Can you complete this jigsaw of the multiplication square?

Can you each work out the number on your card? What do you notice? How could you sort the cards?

Can you find which shapes you need to put into the grid to make the totals at the end of each row and the bottom of each column?

Four Go game for an adult and child. Will you be the first to have four numbers in a row on the number line?

Shut the Box game for an adult and child. Can you turn over the cards which match the numbers on the dice?

What do you notice about the date 03.06.09? Or 08.01.09? This challenge invites you to investigate some interesting dates yourself.

Use your logical-thinking skills to deduce how much Dan's crisps and ice-cream cost altogether.

A game for 2 people. Use your skills of addition, subtraction, multiplication and division to blast the asteroids.

Using the statements, can you work out how many of each type of rabbit there are in these pens?

Throw the dice and decide whether to double or halve the number. Will you be the first to reach the target?

There are 44 people coming to a dinner party. There are 15 square tables that seat 4 people. Find a way to seat the 44 people using all 15 tables, with no empty places.

This problem is based on the story of the Pied Piper of Hamelin. Investigate the different numbers of people and rats there could have been if you know how many legs there are altogether!

Imagine a pyramid which is built in square layers of small cubes. If we number the cubes from the top, starting with 1, can you picture which cubes are directly below this first cube?

A group of children are using measuring cylinders but they lose the labels. Can you help relabel them?

There were chews for 2p, mini eggs for 3p, Chocko bars for 5p and lollypops for 7p in the sweet shop. What could each of the children buy with their money?

In a Magic Square all the rows, columns and diagonals add to the 'Magic Constant'. How would you change the magic constant of this square?

These eleven shapes each stand for a different number. Can you use the multiplication sums to work out what they are?

Suppose we allow ourselves to use three numbers less than 10 and multiply them together. How many different products can you find? How do you know you've got them all?

Can you replace the letters with numbers? Is there only one solution in each case?

Cherri, Saxon, Mel and Paul are friends. They are all different ages. Can you find out the age of each friend using the information?

A game for 2 or more players with a pack of cards. Practise your skills of addition, subtraction, multiplication and division to hit the target score.

A game for 2 people using a pack of cards Turn over 2 cards and try to make an odd number or a multiple of 3.

The Man is much smaller than us. Can you use the picture of him next to a mug to estimate his height and how much tea he drinks?

The value of the circle changes in each of the following problems. Can you discover its value in each problem?

Twizzle, a female giraffe, needs transporting to another zoo. Which route will give the fastest journey?

48 is called an abundant number because it is less than the sum of its factors (without itself). Can you find some more abundant numbers?

Can you work out the arrangement of the digits in the square so that the given products are correct?
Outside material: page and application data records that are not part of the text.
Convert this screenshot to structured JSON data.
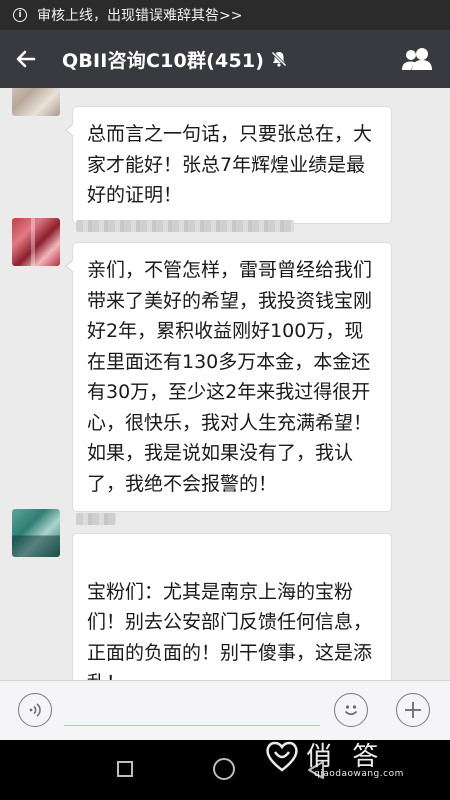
{
  "notice": {
    "text": "审核上线，出现错误难辞其咎>>"
  },
  "header": {
    "title": "QBII咨询C10群(451)"
  },
  "messages": [
    {
      "text": "总而言之一句话，只要张总在，大家才能好！张总7年辉煌业绩是最好的证明！"
    },
    {
      "text": "亲们，不管怎样，雷哥曾经给我们带来了美好的希望，我投资钱宝刚好2年，累积收益刚好100万，现在里面还有130多万本金，本金还有30万，至少这2年来我过得很开心，很快乐，我对人生充满希望！如果，我是说如果没有了，我认了，我绝不会报警的！"
    },
    {
      "text": "宝粉们：尤其是南京上海的宝粉们！别去公安部门反馈任何信息，正面的负面的！别干傻事，这是添乱！\n政府来查，那就查，钱宝七年，成"
    }
  ],
  "watermark": {
    "text": "俏 答",
    "sub": "qiaodaowang.com"
  },
  "colors": {
    "header_bg": "#393a3f",
    "notice_bg": "#2b2b2b",
    "chat_bg": "#ebebeb"
  }
}
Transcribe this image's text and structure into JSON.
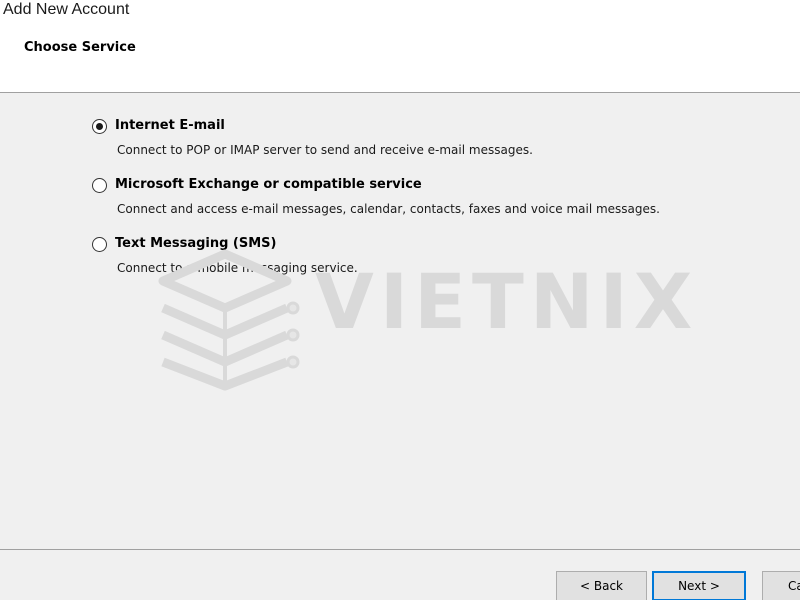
{
  "window": {
    "title": "Add New Account"
  },
  "header": {
    "section_title": "Choose Service"
  },
  "options": [
    {
      "label": "Internet E-mail",
      "description": "Connect to POP or IMAP server to send and receive e-mail messages.",
      "selected": true
    },
    {
      "label": "Microsoft Exchange or compatible service",
      "description": "Connect and access e-mail messages, calendar, contacts, faxes and voice mail messages.",
      "selected": false
    },
    {
      "label": "Text Messaging (SMS)",
      "description": "Connect to a mobile messaging service.",
      "selected": false
    }
  ],
  "watermark": {
    "text": "VIETNIX"
  },
  "footer": {
    "back_label": "< Back",
    "next_label": "Next >",
    "cancel_label": "Ca"
  },
  "colors": {
    "focus_border": "#0078d7",
    "watermark": "#d9d9d9"
  }
}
The numbers 1 - 9 may be used once and once only.

There were 22 legs creeping across the web. How many flies? How many spiders?

Try adding together the dates of all the days in one week. Now multiply the first date by 7 and add 21. Can you explain what happens?

Claire thinks she has the most sports cards in her album. "I have 12 pages with 2 cards on each page", says Claire. Ross counts his cards. "No! I have 3 cards on each of my pages and there are. . . .

This multiplication uses each of the digits 0 - 9 once and once only. Using the information given, can you replace the stars in the calculation with figures?

These sixteen children are standing in four lines of four, one behind the other. They are each holding a card with a number on it. Can you work out the missing numbers?

At the beginning of May Tom put his tomato plant outside. On the same day he sowed a bean in another pot. When will the two be the same height?

Tom and Ben visited Numberland. Use the maps to work out the number of points each of their routes scores.